## [What you should do]
Work out how many lines of the listing hold "type" and return that number by itself.

## [Data for analysis]
==========

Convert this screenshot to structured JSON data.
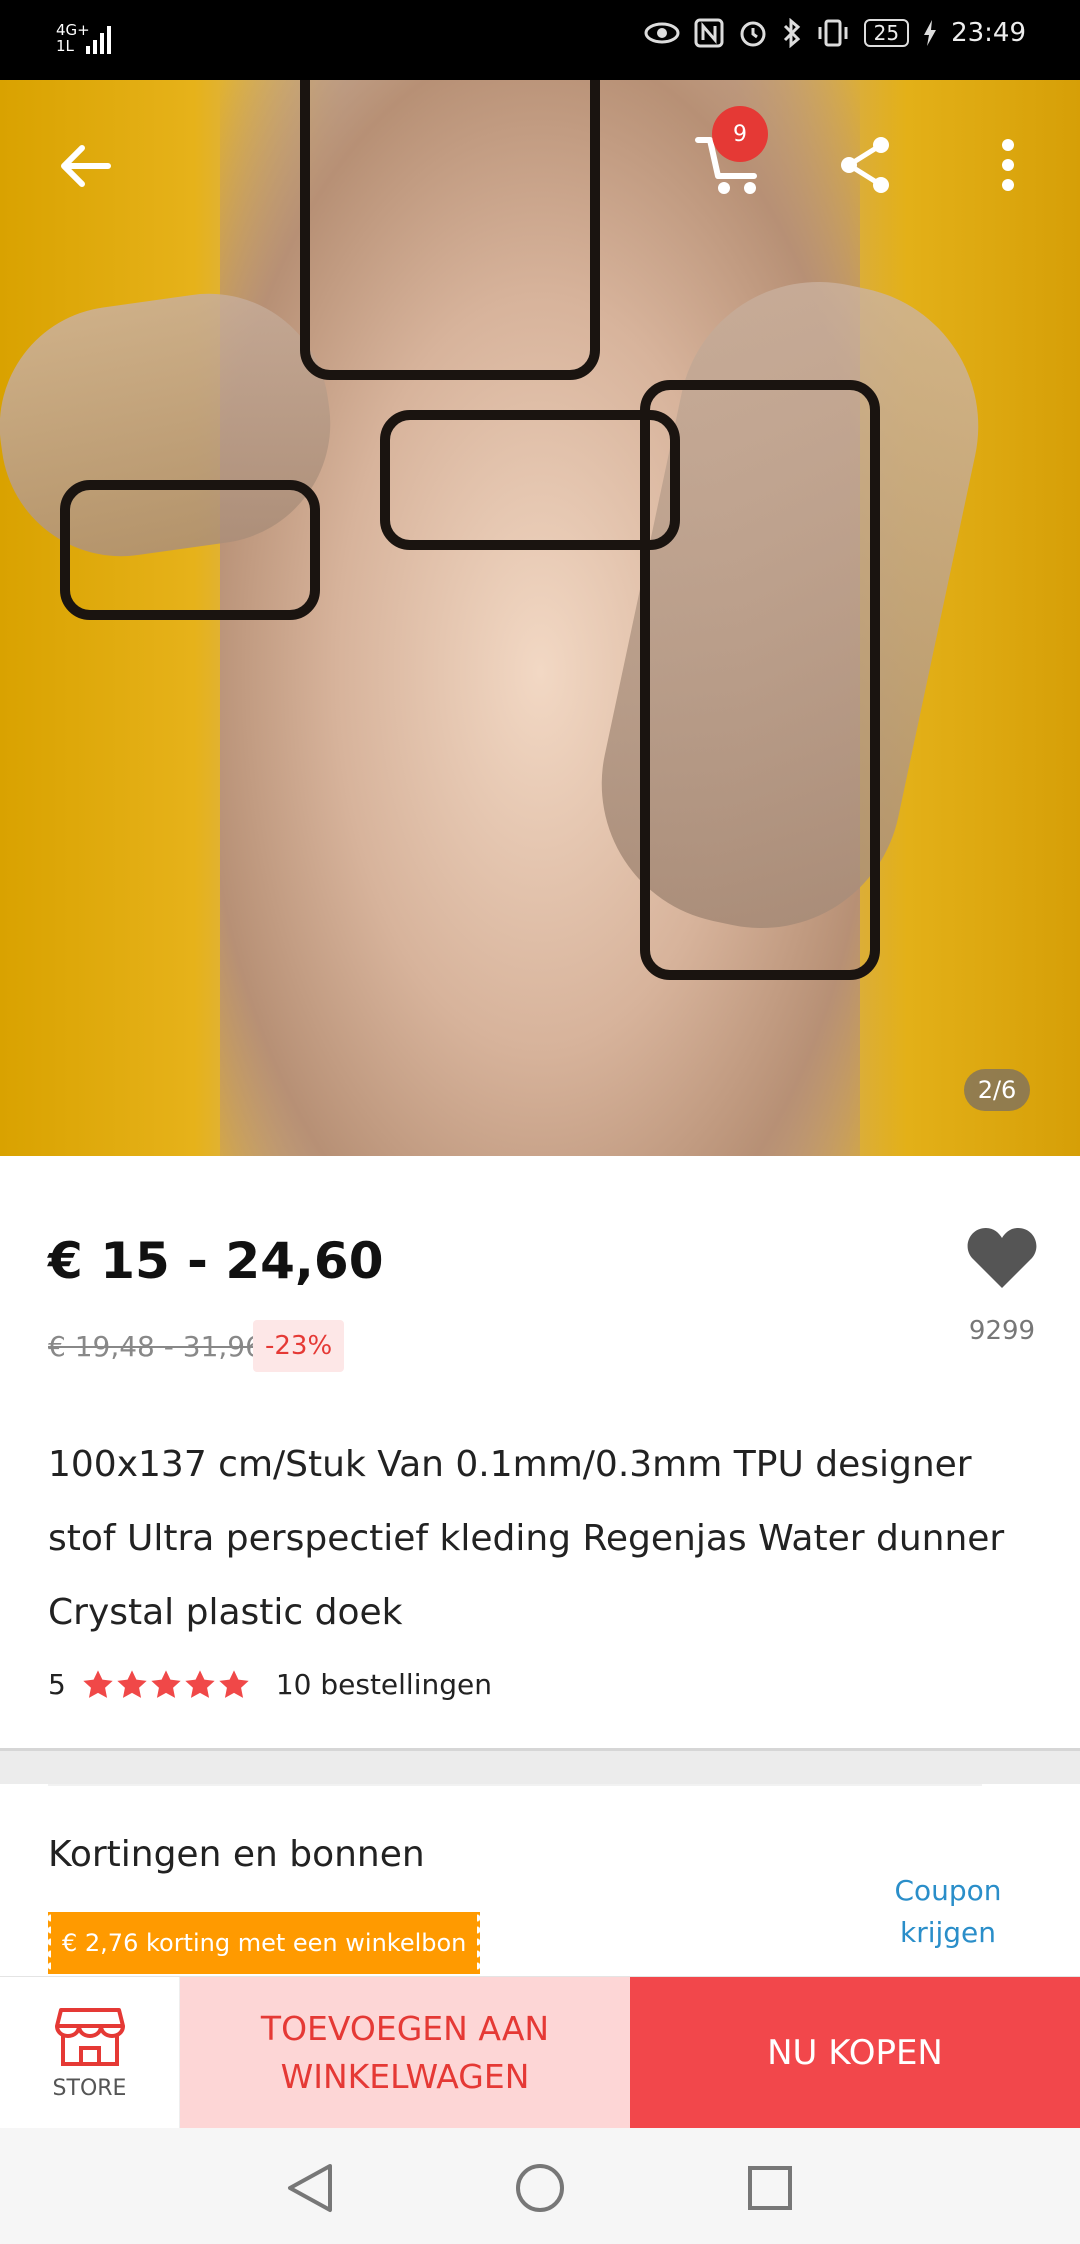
{
  "status_bar": {
    "network": "4G+",
    "network_sub": "1L",
    "battery": "25",
    "time": "23:49"
  },
  "header": {
    "cart_count": "9"
  },
  "gallery": {
    "indicator": "2/6"
  },
  "product": {
    "price": "€ 15 - 24,60",
    "original_price": "€ 19,48 - 31,96",
    "discount": "-23%",
    "wishlist_count": "9299",
    "title": "100x137 cm/Stuk Van 0.1mm/0.3mm TPU designer stof Ultra perspectief kleding Regenjas Water dunner Crystal plastic doek",
    "rating": "5",
    "stars": 5,
    "orders": "10 bestellingen"
  },
  "coupons": {
    "title": "Kortingen en bonnen",
    "chip": "€ 2,76 korting met een winkelbon",
    "link": "Coupon krijgen"
  },
  "bottom_bar": {
    "store_label": "STORE",
    "add_to_cart": "TOEVOEGEN AAN WINKELWAGEN",
    "buy_now": "NU KOPEN"
  },
  "colors": {
    "accent_red": "#e53935",
    "buy_bg": "#f2474b",
    "add_cart_bg": "#fdd6d6",
    "coupon_orange": "#ff9a00",
    "link_blue": "#2a8ec9"
  }
}
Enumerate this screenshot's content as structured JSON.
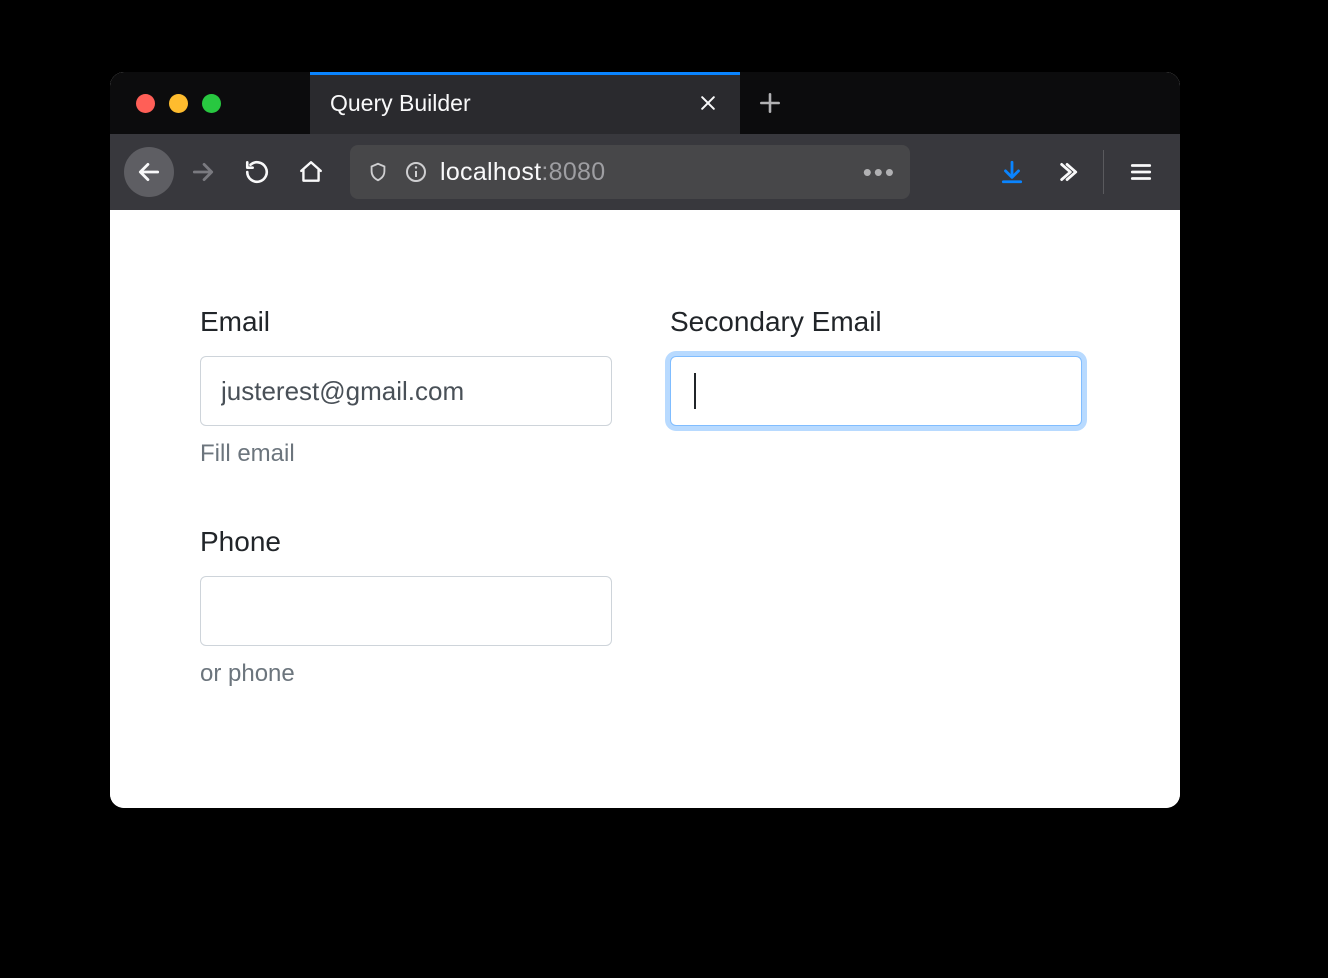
{
  "window": {
    "tab_title": "Query Builder"
  },
  "urlbar": {
    "host": "localhost",
    "port": ":8080"
  },
  "form": {
    "email": {
      "label": "Email",
      "value": "justerest@gmail.com",
      "help": "Fill email"
    },
    "secondary_email": {
      "label": "Secondary Email",
      "value": ""
    },
    "phone": {
      "label": "Phone",
      "value": "",
      "help": "or phone"
    }
  }
}
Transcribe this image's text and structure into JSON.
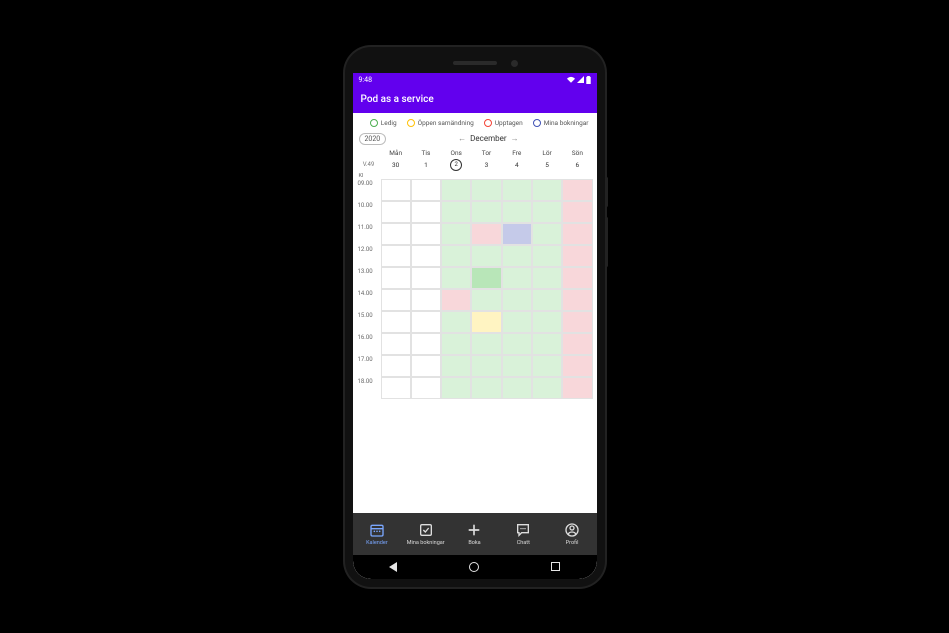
{
  "status": {
    "time": "9:48"
  },
  "app": {
    "title": "Pod as a service"
  },
  "legend": {
    "ledig": "Ledig",
    "upptagen": "Upptagen",
    "oppen": "Öppen samändning",
    "mina": "Mina bokningar"
  },
  "calendar": {
    "year": "2020",
    "month": "December",
    "week": "V.49",
    "days": [
      "Mån",
      "Tis",
      "Ons",
      "Tor",
      "Fre",
      "Lör",
      "Sön"
    ],
    "dates": [
      "30",
      "1",
      "2",
      "3",
      "4",
      "5",
      "6"
    ],
    "today_index": 2,
    "kl": "Kl",
    "times": [
      "09.00",
      "10.00",
      "11.00",
      "12.00",
      "13.00",
      "14.00",
      "15.00",
      "16.00",
      "17.00",
      "18.00"
    ],
    "avail_cols": [
      2,
      3,
      4,
      5
    ],
    "busy_cols": [
      6
    ],
    "events": [
      {
        "hour": 2,
        "day": 3,
        "type": "busy"
      },
      {
        "hour": 2,
        "day": 4,
        "type": "mine"
      },
      {
        "hour": 4,
        "day": 3,
        "type": "green-strong"
      },
      {
        "hour": 5,
        "day": 2,
        "type": "busy"
      },
      {
        "hour": 6,
        "day": 3,
        "type": "open"
      }
    ]
  },
  "nav": {
    "kalender": "Kalender",
    "mina": "Mina bokningar",
    "boka": "Boka",
    "chatt": "Chatt",
    "profil": "Profil"
  }
}
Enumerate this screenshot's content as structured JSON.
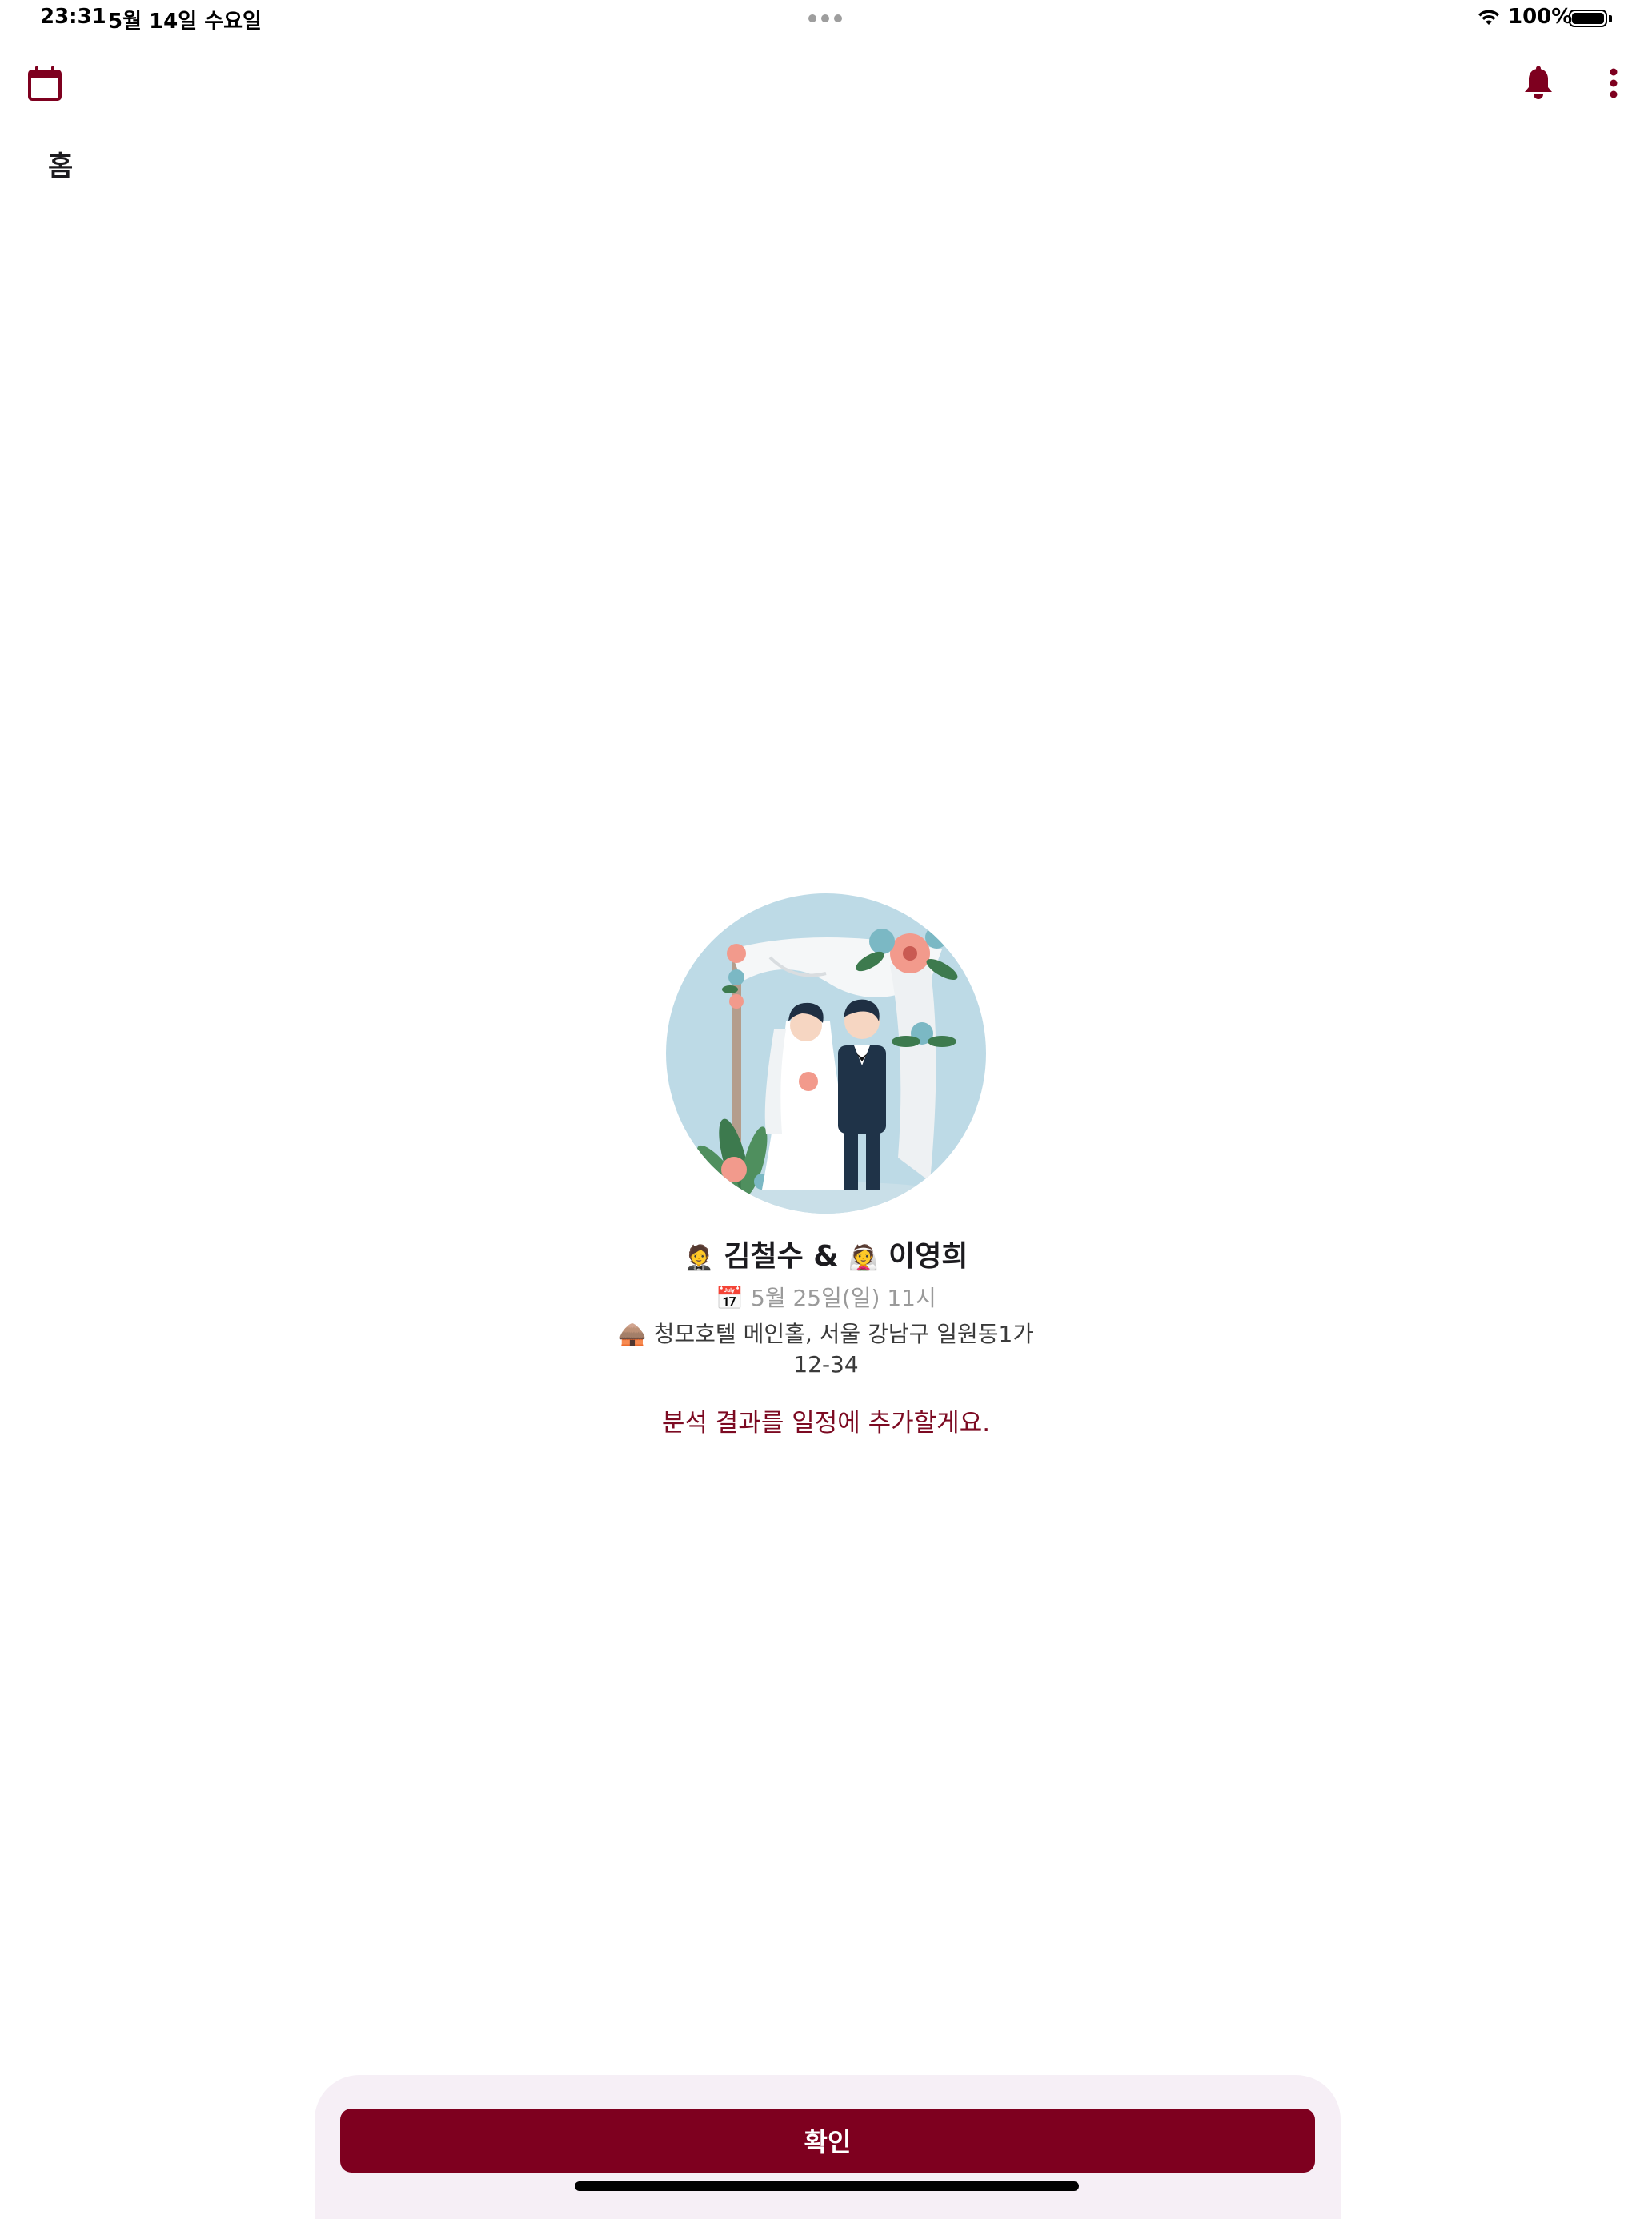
{
  "status_bar": {
    "time": "23:31",
    "date": "5월 14일 수요일",
    "battery": "100%"
  },
  "app_bar": {
    "tab_label": "홈",
    "icons": [
      "calendar-icon",
      "bell-icon",
      "more-vert-icon"
    ]
  },
  "event": {
    "groom_emoji": "🤵",
    "groom": "김철수",
    "amp": "&",
    "bride_emoji": "👰",
    "bride": "이영희",
    "date_emoji": "📅",
    "datetime": "5월 25일(일) 11시",
    "place_emoji": "🛖",
    "address_line1": "청모호텔 메인홀, 서울 강남구 일원동1가",
    "address_line2": "12-34"
  },
  "notice": "분석 결과를 일정에 추가할게요.",
  "confirm_button": "확인",
  "colors": {
    "accent": "#7e001f",
    "sheet_bg": "#f6eff6",
    "illustration_bg": "#bddae6"
  }
}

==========

## [Completed exercise]
5